“Were It Not for the Spirit of the Boys… There Would Have Been No Story”: Memory and Childhood in Residential School Narratives
This article examines how the policies and practices of the residential school system refracted the conceptual dynamics of childhood in twentieth-century Canada and shaped the lives of Indigenous children in that system. In particular, I discuss how the racializing logic of the residential system totalized or disrupted broader conceptual shifts in the relationship of childhood to the public domain and to adulthood. In this context, I draw on three residential school narratives to argue that memory played an essential role in the lives of the Indigenous students as a crucial site of creative agency, and in the residential school system’s strategy of assimilation.

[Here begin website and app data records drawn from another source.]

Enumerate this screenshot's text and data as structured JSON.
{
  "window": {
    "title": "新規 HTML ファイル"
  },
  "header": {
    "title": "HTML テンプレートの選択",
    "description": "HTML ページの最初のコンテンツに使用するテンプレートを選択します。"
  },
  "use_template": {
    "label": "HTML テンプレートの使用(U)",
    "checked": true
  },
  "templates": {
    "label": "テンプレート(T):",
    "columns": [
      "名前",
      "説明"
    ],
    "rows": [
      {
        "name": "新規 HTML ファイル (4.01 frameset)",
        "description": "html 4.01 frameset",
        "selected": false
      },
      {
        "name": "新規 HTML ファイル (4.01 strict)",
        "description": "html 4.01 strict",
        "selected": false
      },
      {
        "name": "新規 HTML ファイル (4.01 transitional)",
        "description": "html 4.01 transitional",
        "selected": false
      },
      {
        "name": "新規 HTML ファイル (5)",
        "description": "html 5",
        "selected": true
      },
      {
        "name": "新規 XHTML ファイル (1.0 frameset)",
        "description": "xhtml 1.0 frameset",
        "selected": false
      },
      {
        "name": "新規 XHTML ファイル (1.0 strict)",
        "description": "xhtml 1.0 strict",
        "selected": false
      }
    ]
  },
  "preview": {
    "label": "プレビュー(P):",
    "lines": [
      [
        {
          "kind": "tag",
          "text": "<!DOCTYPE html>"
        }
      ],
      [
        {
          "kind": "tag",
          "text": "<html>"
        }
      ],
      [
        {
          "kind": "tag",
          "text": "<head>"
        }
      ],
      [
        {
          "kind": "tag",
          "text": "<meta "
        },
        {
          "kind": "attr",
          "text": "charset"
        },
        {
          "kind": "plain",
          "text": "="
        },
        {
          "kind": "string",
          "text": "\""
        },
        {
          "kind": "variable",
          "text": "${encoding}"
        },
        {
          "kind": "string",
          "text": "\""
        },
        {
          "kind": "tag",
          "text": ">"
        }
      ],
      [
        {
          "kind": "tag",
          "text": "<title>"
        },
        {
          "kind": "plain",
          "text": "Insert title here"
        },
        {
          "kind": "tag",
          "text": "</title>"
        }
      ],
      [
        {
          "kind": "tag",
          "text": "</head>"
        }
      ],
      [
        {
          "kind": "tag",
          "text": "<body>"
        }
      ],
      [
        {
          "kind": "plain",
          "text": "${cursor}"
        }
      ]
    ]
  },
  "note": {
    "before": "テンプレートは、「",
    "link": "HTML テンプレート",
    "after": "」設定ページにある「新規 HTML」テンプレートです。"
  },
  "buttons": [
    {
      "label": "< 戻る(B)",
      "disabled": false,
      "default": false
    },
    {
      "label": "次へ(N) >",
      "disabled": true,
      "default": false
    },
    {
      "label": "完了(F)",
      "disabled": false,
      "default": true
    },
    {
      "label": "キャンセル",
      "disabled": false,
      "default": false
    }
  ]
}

These narratives make a certain twentieth-century Indigenous child knowable to history, one that relies on a set of relationships, held together by memory, among the child, the adult, and the familial and communal narratives in which they are situated.